[[ Input data, beginning ]]
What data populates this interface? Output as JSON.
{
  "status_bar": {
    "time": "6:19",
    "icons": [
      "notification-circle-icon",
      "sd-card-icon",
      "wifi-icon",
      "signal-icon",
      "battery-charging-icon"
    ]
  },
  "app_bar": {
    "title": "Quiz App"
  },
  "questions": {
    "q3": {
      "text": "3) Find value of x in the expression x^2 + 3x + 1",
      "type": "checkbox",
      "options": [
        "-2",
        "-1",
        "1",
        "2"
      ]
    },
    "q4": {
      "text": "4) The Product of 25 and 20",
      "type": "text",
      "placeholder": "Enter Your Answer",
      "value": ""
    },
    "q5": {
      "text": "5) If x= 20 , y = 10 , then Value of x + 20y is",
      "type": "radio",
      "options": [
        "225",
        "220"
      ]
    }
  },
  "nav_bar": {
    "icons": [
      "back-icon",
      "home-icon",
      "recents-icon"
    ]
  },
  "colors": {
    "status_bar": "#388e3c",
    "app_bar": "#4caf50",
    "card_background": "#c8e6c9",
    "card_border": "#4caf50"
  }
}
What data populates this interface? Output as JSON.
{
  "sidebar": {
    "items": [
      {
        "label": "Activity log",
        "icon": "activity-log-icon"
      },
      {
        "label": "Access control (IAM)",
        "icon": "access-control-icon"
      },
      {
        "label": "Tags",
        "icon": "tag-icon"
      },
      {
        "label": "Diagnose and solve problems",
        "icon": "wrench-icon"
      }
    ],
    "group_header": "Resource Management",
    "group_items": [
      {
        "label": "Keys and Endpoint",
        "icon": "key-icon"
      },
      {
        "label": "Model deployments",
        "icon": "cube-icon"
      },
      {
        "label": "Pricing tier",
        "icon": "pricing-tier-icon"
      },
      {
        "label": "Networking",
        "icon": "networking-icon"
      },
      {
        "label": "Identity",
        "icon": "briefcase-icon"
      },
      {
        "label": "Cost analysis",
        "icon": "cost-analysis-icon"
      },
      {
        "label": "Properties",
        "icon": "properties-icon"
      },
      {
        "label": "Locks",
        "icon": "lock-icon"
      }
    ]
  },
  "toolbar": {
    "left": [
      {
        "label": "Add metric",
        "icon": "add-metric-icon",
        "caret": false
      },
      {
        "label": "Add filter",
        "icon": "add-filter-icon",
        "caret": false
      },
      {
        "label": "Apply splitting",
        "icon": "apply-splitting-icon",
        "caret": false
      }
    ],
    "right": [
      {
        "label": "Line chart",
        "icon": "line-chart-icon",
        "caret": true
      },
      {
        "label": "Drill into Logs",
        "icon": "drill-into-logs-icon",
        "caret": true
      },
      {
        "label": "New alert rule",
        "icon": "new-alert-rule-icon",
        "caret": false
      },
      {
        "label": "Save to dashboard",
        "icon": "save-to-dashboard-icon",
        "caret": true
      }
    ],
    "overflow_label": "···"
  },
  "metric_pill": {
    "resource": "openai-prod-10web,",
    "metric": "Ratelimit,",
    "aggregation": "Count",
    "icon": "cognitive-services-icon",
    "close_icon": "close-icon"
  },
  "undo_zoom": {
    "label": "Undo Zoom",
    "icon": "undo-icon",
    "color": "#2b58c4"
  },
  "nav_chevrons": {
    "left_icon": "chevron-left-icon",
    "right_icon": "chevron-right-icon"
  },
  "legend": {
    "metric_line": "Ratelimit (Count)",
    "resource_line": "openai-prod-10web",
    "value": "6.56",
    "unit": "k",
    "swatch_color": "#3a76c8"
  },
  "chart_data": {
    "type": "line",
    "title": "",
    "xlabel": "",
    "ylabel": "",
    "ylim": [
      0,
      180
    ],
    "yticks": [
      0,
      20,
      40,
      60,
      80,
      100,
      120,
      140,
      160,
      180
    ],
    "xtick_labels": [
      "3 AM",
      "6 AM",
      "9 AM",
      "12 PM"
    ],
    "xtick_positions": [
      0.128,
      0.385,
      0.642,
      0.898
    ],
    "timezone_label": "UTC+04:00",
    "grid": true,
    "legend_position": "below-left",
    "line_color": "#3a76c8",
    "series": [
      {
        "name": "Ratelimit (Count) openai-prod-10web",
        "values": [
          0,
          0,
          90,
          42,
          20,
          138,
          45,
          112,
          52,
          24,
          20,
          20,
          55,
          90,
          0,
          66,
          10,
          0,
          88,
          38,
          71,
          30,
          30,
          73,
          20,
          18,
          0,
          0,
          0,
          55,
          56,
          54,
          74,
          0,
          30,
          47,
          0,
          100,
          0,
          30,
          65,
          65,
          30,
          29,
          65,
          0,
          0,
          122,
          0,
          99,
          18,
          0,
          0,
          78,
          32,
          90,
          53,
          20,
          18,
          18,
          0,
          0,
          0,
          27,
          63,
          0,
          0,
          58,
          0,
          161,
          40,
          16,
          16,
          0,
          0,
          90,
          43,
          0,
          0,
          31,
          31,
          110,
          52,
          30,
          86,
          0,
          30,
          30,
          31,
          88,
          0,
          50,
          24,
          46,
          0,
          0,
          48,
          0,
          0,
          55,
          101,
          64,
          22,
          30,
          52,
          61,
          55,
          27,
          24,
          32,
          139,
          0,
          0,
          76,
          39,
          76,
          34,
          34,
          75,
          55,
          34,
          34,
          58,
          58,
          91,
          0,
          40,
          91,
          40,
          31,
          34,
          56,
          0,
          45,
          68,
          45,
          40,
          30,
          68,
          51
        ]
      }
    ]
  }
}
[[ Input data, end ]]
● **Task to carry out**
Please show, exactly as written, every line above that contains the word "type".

● **Solution to this problem**
      "type": "checkbox",
      "type": "text",
      "type": "radio",
    "type": "line",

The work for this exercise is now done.